Peter Hoffman, the National Drug Control Policy's press secretary, told CNBC that administration's strategic plan demonstrates "an in-depth understanding of the steps needed to fight the addiction crisis" and "deploys a whole-of-government approach."
"At the end of the day, our number one goal is to save American lives and we now have a president, with an entire government behind him, committed to achieving that goal," he said.
The president has secured $6 billion in new funding over two years to fight opioid abuse, according to a press release, and has funneled $1.5 billion for state opioid grants. The 2020 national drug control budget request seeks $34.6 billion for counter-drug efforts, an increase of more than $1 billion from the previous year, according to Hoffman.
But experts argue that the funding timeline is inadequate.
"It has to be a commitment to at least 10 years of funding. A two-year period doesn't work because states cannot build out new systems unless there's a commitment to long term funding," said Kolodny, who has worked as a paid consultant for platiffs against Purdue and the Sacklers. "This problem won't get better overnight."
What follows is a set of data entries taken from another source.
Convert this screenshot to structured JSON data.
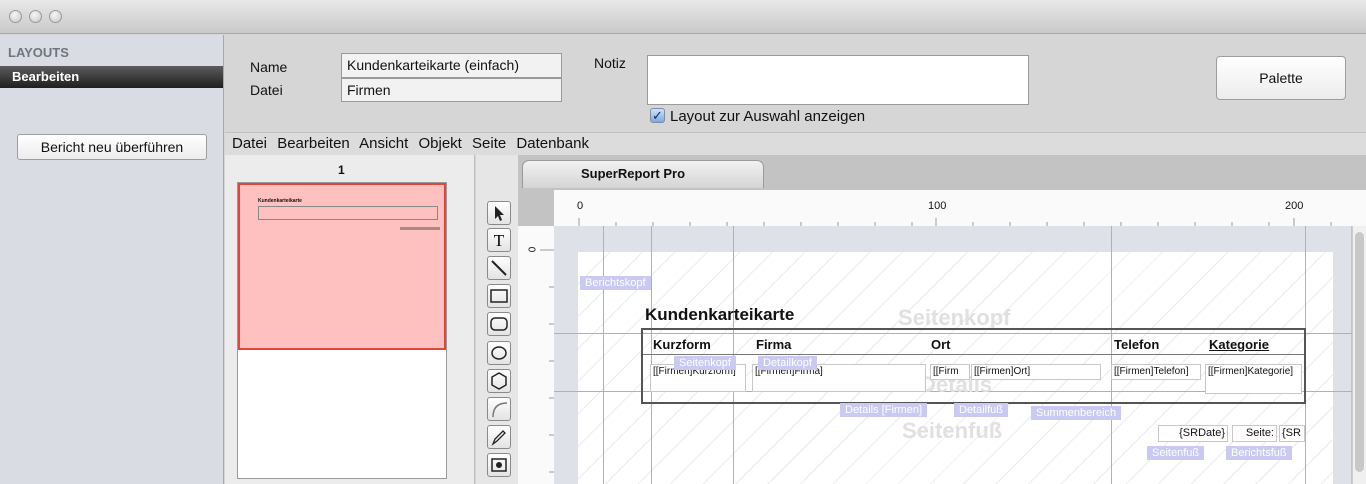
{
  "sidebar": {
    "heading": "LAYOUTS",
    "selected_item": "Bearbeiten",
    "action_button": "Bericht neu überführen"
  },
  "form": {
    "name_label": "Name",
    "name_value": "Kundenkarteikarte (einfach)",
    "file_label": "Datei",
    "file_value": "Firmen",
    "note_label": "Notiz",
    "note_value": "",
    "show_layout_label": "Layout zur Auswahl anzeigen",
    "show_layout_checked": true,
    "palette_button": "Palette"
  },
  "menu": [
    "Datei",
    "Bearbeiten",
    "Ansicht",
    "Objekt",
    "Seite",
    "Datenbank"
  ],
  "thumbnail": {
    "page_number": "1",
    "title": "Kundenkarteikarte"
  },
  "tools": [
    "arrow-icon",
    "text-tool-icon",
    "line-tool-icon",
    "rectangle-tool-icon",
    "rounded-rectangle-tool-icon",
    "oval-tool-icon",
    "polygon-tool-icon",
    "arc-tool-icon",
    "pencil-tool-icon",
    "picture-tool-icon"
  ],
  "editor": {
    "tab_label": "SuperReport Pro",
    "ruler_labels": [
      "0",
      "100",
      "200"
    ],
    "vruler_label": "0",
    "report_title": "Kundenkarteikarte",
    "columns": [
      "Kurzform",
      "Firma",
      "Ort",
      "Telefon",
      "Kategorie"
    ],
    "fields": [
      "[[Firmen]Kurzform]",
      "[[Firmen]Firma]",
      "[[Firm",
      "[[Firmen]Ort]",
      "[[Firmen]Telefon]",
      "[[Firmen]Kategorie]"
    ],
    "date_field": "{SRDate}",
    "page_label": "Seite:",
    "page_field": "{SR",
    "ghost_labels": {
      "header": "Seitenkopf",
      "details": "Details",
      "footer": "Seitenfuß"
    },
    "bands": {
      "report_header": "Berichtskopf",
      "page_header": "Seitenkopf",
      "detail_header": "Detailkopf",
      "details_firmen": "Details [Firmen]",
      "detail_footer": "Detailfuß",
      "summary": "Summenbereich",
      "page_footer": "Seitenfuß",
      "report_footer": "Berichtsfuß"
    }
  }
}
Clarification: An earlier version of this article should have disclosed that Dr. Andrew Kolodny is a paid consultant for plaintiffs against Purdue and the Sacklers.